▶ _Records from a collection_:
......

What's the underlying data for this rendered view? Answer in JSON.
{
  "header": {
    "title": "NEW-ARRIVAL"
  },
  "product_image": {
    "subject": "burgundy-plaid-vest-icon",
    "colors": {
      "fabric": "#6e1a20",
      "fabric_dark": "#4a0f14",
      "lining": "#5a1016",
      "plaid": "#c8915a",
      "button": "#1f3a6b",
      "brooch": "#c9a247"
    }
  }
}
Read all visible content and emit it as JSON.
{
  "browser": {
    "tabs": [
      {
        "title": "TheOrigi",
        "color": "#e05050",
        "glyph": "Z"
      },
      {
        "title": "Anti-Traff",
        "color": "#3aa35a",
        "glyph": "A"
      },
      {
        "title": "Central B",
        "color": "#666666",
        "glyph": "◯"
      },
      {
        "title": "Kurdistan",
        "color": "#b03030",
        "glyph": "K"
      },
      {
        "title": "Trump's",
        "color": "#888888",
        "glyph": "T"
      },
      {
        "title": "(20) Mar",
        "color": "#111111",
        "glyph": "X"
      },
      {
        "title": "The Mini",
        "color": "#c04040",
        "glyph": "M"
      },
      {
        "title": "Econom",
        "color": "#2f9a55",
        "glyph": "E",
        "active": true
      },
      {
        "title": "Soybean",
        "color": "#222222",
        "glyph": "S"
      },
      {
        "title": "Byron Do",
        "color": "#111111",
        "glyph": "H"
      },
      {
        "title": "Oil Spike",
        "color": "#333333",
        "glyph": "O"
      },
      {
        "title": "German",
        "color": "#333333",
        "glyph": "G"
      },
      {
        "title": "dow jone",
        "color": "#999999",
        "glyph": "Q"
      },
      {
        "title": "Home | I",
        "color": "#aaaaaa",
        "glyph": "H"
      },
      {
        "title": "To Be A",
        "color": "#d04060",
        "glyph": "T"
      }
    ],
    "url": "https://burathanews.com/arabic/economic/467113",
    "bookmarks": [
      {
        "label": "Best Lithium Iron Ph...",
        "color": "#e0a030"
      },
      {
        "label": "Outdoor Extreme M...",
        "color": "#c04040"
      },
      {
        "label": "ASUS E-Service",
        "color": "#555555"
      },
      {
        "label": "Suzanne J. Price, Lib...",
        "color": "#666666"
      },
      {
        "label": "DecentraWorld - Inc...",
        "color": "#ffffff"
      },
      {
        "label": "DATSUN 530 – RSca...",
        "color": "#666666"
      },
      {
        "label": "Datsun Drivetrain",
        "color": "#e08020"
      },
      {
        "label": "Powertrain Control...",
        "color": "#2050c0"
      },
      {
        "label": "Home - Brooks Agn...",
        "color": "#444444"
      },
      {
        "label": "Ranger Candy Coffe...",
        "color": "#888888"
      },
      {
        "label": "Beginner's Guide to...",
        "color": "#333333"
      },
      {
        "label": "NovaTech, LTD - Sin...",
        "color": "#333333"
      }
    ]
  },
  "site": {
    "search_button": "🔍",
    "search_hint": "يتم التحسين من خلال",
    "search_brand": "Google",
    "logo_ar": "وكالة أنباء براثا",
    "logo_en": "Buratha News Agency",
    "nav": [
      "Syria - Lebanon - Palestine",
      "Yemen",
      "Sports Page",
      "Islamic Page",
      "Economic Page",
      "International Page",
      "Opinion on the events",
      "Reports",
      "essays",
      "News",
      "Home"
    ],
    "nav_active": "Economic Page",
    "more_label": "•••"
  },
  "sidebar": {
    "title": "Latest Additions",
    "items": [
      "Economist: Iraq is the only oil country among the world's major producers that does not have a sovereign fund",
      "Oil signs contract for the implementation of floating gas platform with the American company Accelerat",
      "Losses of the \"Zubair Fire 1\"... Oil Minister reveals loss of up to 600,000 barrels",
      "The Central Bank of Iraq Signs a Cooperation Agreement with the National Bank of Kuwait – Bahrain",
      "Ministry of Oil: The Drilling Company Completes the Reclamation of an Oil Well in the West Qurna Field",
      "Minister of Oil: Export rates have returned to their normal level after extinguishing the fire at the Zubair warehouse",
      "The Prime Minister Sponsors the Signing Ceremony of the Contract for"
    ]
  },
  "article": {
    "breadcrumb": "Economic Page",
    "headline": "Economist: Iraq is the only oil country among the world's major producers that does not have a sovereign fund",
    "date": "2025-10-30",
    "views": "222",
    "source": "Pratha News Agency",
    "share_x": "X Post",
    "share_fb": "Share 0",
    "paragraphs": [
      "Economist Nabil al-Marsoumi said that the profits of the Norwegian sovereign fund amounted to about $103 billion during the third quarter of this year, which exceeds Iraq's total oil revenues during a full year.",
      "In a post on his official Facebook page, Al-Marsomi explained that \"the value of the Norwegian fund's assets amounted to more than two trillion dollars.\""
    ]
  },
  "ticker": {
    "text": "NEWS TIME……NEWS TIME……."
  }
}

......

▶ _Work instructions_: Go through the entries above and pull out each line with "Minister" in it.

▶ _Result for this task_:
      "Losses of the \"Zubair Fire 1\"... Oil Minister reveals loss of up to 600,000 barrels",
      "Minister of Oil: Export rates have returned to their normal level after extinguishing the fire at the Zubair warehouse",
      "The Prime Minister Sponsors the Signing Ceremony of the Contract for"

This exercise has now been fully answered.